• Your assignment
The whole set of entries is to be restated word for word.

• Data supplied

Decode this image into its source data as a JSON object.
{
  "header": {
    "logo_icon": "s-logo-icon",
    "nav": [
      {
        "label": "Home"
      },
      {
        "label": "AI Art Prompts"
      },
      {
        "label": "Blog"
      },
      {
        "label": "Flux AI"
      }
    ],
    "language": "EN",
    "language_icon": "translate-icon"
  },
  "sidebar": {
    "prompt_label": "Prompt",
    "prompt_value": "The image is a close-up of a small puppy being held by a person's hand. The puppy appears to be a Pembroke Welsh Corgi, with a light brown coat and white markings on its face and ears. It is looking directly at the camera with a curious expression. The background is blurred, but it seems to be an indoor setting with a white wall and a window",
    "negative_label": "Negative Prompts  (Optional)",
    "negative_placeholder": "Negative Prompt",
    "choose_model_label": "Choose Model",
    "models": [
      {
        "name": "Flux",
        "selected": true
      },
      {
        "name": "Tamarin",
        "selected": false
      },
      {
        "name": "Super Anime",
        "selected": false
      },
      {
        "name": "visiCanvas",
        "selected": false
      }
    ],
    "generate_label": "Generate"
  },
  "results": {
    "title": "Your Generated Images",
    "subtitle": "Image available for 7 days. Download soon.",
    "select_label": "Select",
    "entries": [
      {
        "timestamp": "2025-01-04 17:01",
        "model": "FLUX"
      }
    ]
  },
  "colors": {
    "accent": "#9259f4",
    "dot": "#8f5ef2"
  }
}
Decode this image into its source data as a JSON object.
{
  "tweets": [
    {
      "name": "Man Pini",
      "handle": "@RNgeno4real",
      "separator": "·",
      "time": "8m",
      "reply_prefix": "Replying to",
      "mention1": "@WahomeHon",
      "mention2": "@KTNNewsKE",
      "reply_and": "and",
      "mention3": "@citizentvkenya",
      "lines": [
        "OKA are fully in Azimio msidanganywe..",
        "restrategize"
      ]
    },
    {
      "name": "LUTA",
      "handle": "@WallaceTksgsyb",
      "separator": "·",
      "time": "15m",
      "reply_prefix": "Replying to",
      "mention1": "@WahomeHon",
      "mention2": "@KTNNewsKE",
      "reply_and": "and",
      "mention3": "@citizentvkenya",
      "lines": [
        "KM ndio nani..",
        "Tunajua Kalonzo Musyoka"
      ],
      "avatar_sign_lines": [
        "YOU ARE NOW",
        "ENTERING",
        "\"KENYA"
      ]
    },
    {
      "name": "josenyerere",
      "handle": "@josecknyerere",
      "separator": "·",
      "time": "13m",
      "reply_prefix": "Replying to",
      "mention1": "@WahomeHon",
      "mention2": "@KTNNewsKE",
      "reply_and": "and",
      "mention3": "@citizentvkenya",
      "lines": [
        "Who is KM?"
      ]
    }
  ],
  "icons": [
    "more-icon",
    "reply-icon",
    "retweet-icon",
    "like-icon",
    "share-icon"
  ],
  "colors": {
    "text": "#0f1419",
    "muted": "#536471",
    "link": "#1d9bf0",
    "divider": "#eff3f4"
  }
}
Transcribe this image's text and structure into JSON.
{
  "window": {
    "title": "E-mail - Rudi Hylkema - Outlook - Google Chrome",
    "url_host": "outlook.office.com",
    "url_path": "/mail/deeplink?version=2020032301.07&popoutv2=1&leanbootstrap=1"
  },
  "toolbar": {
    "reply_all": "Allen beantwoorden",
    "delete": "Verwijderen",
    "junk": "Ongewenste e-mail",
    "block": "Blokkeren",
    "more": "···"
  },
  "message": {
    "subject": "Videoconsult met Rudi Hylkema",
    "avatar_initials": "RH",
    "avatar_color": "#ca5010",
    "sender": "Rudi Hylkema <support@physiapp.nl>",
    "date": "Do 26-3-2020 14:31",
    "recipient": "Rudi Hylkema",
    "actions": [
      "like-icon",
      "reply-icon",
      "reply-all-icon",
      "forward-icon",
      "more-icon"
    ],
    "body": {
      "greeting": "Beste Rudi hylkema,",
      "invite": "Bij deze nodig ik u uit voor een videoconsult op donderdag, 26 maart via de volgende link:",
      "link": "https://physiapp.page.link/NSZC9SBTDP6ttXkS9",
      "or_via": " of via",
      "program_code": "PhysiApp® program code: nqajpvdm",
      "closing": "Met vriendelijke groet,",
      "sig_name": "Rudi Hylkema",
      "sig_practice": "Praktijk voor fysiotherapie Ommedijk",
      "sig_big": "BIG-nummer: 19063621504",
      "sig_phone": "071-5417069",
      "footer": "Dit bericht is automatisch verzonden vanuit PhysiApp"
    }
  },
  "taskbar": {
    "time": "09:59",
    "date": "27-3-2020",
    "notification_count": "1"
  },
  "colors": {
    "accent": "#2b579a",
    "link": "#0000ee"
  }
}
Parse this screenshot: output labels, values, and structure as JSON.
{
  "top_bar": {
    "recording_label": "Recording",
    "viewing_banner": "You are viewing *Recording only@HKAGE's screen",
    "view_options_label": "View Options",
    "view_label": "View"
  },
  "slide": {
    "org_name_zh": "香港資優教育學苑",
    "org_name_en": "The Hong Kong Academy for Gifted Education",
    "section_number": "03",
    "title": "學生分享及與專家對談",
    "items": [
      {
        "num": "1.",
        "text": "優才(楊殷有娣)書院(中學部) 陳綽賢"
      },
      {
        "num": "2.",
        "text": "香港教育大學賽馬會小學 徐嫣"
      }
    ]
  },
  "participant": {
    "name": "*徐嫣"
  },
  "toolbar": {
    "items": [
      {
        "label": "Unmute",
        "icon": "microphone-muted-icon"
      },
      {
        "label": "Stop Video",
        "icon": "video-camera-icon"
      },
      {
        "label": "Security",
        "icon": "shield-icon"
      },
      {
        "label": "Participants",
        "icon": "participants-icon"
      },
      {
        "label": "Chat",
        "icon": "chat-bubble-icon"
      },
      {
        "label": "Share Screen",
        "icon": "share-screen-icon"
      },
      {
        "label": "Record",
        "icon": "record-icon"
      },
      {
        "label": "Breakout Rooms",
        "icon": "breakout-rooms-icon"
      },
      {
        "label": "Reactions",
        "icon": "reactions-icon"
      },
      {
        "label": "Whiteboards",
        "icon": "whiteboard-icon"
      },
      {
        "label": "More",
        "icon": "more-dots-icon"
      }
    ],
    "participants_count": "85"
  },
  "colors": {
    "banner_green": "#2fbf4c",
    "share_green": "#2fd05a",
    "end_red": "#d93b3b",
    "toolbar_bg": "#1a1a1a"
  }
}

• Solution for this problem
Decode this image into its source data as a JSON object.
{
  "header": {
    "logo_icon": "s-logo-icon",
    "nav": [
      {
        "label": "Home"
      },
      {
        "label": "AI Art Prompts"
      },
      {
        "label": "Blog"
      },
      {
        "label": "Flux AI"
      }
    ],
    "language": "EN",
    "language_icon": "translate-icon"
  },
  "sidebar": {
    "prompt_label": "Prompt",
    "prompt_value": "The image is a close-up of a small puppy being held by a person's hand. The puppy appears to be a Pembroke Welsh Corgi, with a light brown coat and white markings on its face and ears. It is looking directly at the camera with a curious expression. The background is blurred, but it seems to be an indoor setting with a white wall and a window",
    "negative_label": "Negative Prompts  (Optional)",
    "negative_placeholder": "Negative Prompt",
    "choose_model_label": "Choose Model",
    "models": [
      {
        "name": "Flux",
        "selected": true
      },
      {
        "name": "Tamarin",
        "selected": false
      },
      {
        "name": "Super Anime",
        "selected": false
      },
      {
        "name": "visiCanvas",
        "selected": false
      }
    ],
    "generate_label": "Generate"
  },
  "results": {
    "title": "Your Generated Images",
    "subtitle": "Image available for 7 days. Download soon.",
    "select_label": "Select",
    "entries": [
      {
        "timestamp": "2025-01-04 17:01",
        "model": "FLUX"
      }
    ]
  },
  "colors": {
    "accent": "#9259f4",
    "dot": "#8f5ef2"
  }
}
Decode this image into its source data as a JSON object.
{
  "tweets": [
    {
      "name": "Man Pini",
      "handle": "@RNgeno4real",
      "separator": "·",
      "time": "8m",
      "reply_prefix": "Replying to",
      "mention1": "@WahomeHon",
      "mention2": "@KTNNewsKE",
      "reply_and": "and",
      "mention3": "@citizentvkenya",
      "lines": [
        "OKA are fully in Azimio msidanganywe..",
        "restrategize"
      ]
    },
    {
      "name": "LUTA",
      "handle": "@WallaceTksgsyb",
      "separator": "·",
      "time": "15m",
      "reply_prefix": "Replying to",
      "mention1": "@WahomeHon",
      "mention2": "@KTNNewsKE",
      "reply_and": "and",
      "mention3": "@citizentvkenya",
      "lines": [
        "KM ndio nani..",
        "Tunajua Kalonzo Musyoka"
      ],
      "avatar_sign_lines": [
        "YOU ARE NOW",
        "ENTERING",
        "\"KENYA"
      ]
    },
    {
      "name": "josenyerere",
      "handle": "@josecknyerere",
      "separator": "·",
      "time": "13m",
      "reply_prefix": "Replying to",
      "mention1": "@WahomeHon",
      "mention2": "@KTNNewsKE",
      "reply_and": "and",
      "mention3": "@citizentvkenya",
      "lines": [
        "Who is KM?"
      ]
    }
  ],
  "icons": [
    "more-icon",
    "reply-icon",
    "retweet-icon",
    "like-icon",
    "share-icon"
  ],
  "colors": {
    "text": "#0f1419",
    "muted": "#536471",
    "link": "#1d9bf0",
    "divider": "#eff3f4"
  }
}
Transcribe this image's text and structure into JSON.
{
  "window": {
    "title": "E-mail - Rudi Hylkema - Outlook - Google Chrome",
    "url_host": "outlook.office.com",
    "url_path": "/mail/deeplink?version=2020032301.07&popoutv2=1&leanbootstrap=1"
  },
  "toolbar": {
    "reply_all": "Allen beantwoorden",
    "delete": "Verwijderen",
    "junk": "Ongewenste e-mail",
    "block": "Blokkeren",
    "more": "···"
  },
  "message": {
    "subject": "Videoconsult met Rudi Hylkema",
    "avatar_initials": "RH",
    "avatar_color": "#ca5010",
    "sender": "Rudi Hylkema <support@physiapp.nl>",
    "date": "Do 26-3-2020 14:31",
    "recipient": "Rudi Hylkema",
    "actions": [
      "like-icon",
      "reply-icon",
      "reply-all-icon",
      "forward-icon",
      "more-icon"
    ],
    "body": {
      "greeting": "Beste Rudi hylkema,",
      "invite": "Bij deze nodig ik u uit voor een videoconsult op donderdag, 26 maart via de volgende link:",
      "link": "https://physiapp.page.link/NSZC9SBTDP6ttXkS9",
      "or_via": " of via",
      "program_code": "PhysiApp® program code: nqajpvdm",
      "closing": "Met vriendelijke groet,",
      "sig_name": "Rudi Hylkema",
      "sig_practice": "Praktijk voor fysiotherapie Ommedijk",
      "sig_big": "BIG-nummer: 19063621504",
      "sig_phone": "071-5417069",
      "footer": "Dit bericht is automatisch verzonden vanuit PhysiApp"
    }
  },
  "taskbar": {
    "time": "09:59",
    "date": "27-3-2020",
    "notification_count": "1"
  },
  "colors": {
    "accent": "#2b579a",
    "link": "#0000ee"
  }
}
Parse this screenshot: output labels, values, and structure as JSON.
{
  "top_bar": {
    "recording_label": "Recording",
    "viewing_banner": "You are viewing *Recording only@HKAGE's screen",
    "view_options_label": "View Options",
    "view_label": "View"
  },
  "slide": {
    "org_name_zh": "香港資優教育學苑",
    "org_name_en": "The Hong Kong Academy for Gifted Education",
    "section_number": "03",
    "title": "學生分享及與專家對談",
    "items": [
      {
        "num": "1.",
        "text": "優才(楊殷有娣)書院(中學部) 陳綽賢"
      },
      {
        "num": "2.",
        "text": "香港教育大學賽馬會小學 徐嫣"
      }
    ]
  },
  "participant": {
    "name": "*徐嫣"
  },
  "toolbar": {
    "items": [
      {
        "label": "Unmute",
        "icon": "microphone-muted-icon"
      },
      {
        "label": "Stop Video",
        "icon": "video-camera-icon"
      },
      {
        "label": "Security",
        "icon": "shield-icon"
      },
      {
        "label": "Participants",
        "icon": "participants-icon"
      },
      {
        "label": "Chat",
        "icon": "chat-bubble-icon"
      },
      {
        "label": "Share Screen",
        "icon": "share-screen-icon"
      },
      {
        "label": "Record",
        "icon": "record-icon"
      },
      {
        "label": "Breakout Rooms",
        "icon": "breakout-rooms-icon"
      },
      {
        "label": "Reactions",
        "icon": "reactions-icon"
      },
      {
        "label": "Whiteboards",
        "icon": "whiteboard-icon"
      },
      {
        "label": "More",
        "icon": "more-dots-icon"
      }
    ],
    "participants_count": "85"
  },
  "colors": {
    "banner_green": "#2fbf4c",
    "share_green": "#2fd05a",
    "end_red": "#d93b3b",
    "toolbar_bg": "#1a1a1a"
  }
}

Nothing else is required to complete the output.